GlaxoSmithKline more than doubled its share buyback program to 12 billion pounds ($25 billion) on Wednesday, boosting its shares even as sliding sales of diabetes drug Avandia held back second-quarter profit.
Europe's biggest drugmaker kept its forecast for 2007 earnings growth of 8 to 10% at constant currencies, but signaled this depended on results of a U.S. regulatory review of Avandia after a study said it raised heart attack risks.
Glaxo shares were up 3.6% at 12.91 pounds, the second biggest rise on London's benchmark FTSE-100 index, after the firm said it was increasing its share buyback program by a net 7.7 billion pounds.
It expects to complete the 12 billion pound program, the size of which Chief Executive Jean-Pierre Garnier said was unprecedented in the drug industry, over the next two years.
Garnier told reporters on a conference call that the buyback would not affect Glaxo's flexibility to do deals and the group had scope to borrow large amounts of money for the right acquisition.
"It's certainly very aggressive," said Nomura Code analyst Mike Ward of the buyback. But he said it was supported by strong performances of established drugs such as Advair for asthma and continued progress in a strong pipeline of new medicines.
"That's all been rather overshadowed recently by the Avandia situation," he added.

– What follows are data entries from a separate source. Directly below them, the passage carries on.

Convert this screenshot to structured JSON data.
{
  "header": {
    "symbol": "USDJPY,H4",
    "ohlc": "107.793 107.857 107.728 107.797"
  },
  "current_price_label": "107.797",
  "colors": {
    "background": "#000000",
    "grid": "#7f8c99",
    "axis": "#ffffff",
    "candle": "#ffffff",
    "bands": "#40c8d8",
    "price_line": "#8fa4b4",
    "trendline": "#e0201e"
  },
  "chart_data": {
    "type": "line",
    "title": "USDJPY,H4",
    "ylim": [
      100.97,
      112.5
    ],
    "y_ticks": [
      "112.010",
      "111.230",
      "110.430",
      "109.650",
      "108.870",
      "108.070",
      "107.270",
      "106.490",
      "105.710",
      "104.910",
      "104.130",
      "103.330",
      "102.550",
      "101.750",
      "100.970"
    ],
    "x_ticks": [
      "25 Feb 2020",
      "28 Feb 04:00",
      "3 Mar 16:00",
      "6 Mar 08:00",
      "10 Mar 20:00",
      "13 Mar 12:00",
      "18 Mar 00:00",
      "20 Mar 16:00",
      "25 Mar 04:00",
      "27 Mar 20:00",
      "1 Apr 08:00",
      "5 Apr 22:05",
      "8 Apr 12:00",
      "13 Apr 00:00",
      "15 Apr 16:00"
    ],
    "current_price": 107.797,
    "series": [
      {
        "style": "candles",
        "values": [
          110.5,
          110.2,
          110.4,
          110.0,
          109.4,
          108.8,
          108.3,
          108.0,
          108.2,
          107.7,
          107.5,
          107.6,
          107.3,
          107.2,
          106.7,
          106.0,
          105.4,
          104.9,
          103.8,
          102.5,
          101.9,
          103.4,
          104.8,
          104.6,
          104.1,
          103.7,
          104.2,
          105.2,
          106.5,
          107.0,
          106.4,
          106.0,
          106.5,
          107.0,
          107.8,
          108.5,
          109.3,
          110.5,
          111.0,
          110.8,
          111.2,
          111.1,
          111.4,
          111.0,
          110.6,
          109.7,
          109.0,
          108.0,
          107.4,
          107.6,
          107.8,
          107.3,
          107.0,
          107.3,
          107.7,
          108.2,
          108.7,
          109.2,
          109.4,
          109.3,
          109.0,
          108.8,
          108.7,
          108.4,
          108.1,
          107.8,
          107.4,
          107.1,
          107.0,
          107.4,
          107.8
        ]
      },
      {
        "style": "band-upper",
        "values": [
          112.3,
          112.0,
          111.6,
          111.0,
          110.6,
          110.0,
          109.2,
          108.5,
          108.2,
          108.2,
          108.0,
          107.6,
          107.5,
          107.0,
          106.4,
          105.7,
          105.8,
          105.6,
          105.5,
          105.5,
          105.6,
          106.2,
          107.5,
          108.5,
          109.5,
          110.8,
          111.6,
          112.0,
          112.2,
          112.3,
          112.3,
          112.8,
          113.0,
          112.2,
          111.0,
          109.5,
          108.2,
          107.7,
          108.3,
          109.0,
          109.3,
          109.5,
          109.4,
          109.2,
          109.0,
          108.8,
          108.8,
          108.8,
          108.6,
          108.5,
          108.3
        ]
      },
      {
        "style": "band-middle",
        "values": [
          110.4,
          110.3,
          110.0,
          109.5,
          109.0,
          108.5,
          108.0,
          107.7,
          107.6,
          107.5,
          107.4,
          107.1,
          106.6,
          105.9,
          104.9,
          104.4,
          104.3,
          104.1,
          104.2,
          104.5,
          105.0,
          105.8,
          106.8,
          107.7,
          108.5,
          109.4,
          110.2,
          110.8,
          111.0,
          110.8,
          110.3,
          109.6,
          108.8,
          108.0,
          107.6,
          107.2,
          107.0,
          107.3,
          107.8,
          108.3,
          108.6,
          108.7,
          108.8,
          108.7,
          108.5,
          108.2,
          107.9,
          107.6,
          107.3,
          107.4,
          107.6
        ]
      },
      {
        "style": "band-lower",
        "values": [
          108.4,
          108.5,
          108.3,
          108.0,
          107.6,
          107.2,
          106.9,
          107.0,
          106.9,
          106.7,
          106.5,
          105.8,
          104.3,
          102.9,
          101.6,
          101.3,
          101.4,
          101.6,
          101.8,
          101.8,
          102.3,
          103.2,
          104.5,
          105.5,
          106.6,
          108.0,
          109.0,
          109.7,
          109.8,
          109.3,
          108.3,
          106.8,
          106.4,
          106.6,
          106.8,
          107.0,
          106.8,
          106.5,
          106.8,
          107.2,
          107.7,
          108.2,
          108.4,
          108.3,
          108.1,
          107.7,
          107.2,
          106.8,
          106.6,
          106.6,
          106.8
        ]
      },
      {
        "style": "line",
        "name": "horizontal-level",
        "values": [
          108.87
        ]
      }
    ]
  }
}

Second-quarter pretax profits were flat at 1.9 billion pounds, equivalent to earnings per share of 24 pence.
Analysts had on average forecast 23.4p, according to Reuters Estimates.
Sales slipped 2% to 5.67 billion pounds, also held back by a weak dollar and the generic competition now facing older products such as anti-nausea drug Zofran, which no longer enjoys U.S. patent protection.
FDA Panel Looms
Glaxo has mounted a fierce defence of Avandia, its second biggest-selling product, but prescriptions have slumped since top cardiologist Steven Nissen published his critical study on May 21. Worldwide sales of Avandia products in the three months to June dropped 22% to 349 million pounds.
The U.S. Food and Drug Administration is to hold an advisory meeting on July 30 to discuss the safety of Avandia and industry analysts say the drug's future and Glaxo's near-term profits will depend heavily on the outcome.
Garnier, who is due to step down next May, told reporters that Glaxo would present fresh data at the FDA meeting which contained "important new information."
The submission to the FDA will include findings from an analysis of 400,000 diabetes patients and compares all the commonly used drugs in day-to-day clinical practice.
Garnier added he was increasingly optimistic about Glaxo's pipeline of new drugs, saying the firm had the opportunity to launch up to 25 new products in 2007-9.
Recent concerns about Avandia, coupled with nagging investor doubts about the pipeline, have punished Glaxo's shares, which trade at just over 12 times forecast 2008 earnings a 17% discount to the European sector average.
Glaxo's results follow a generally healthy results season so far for the world's top drug companies, although Pfizer disappointed after sales of its top-seller Lipitor fell sharply.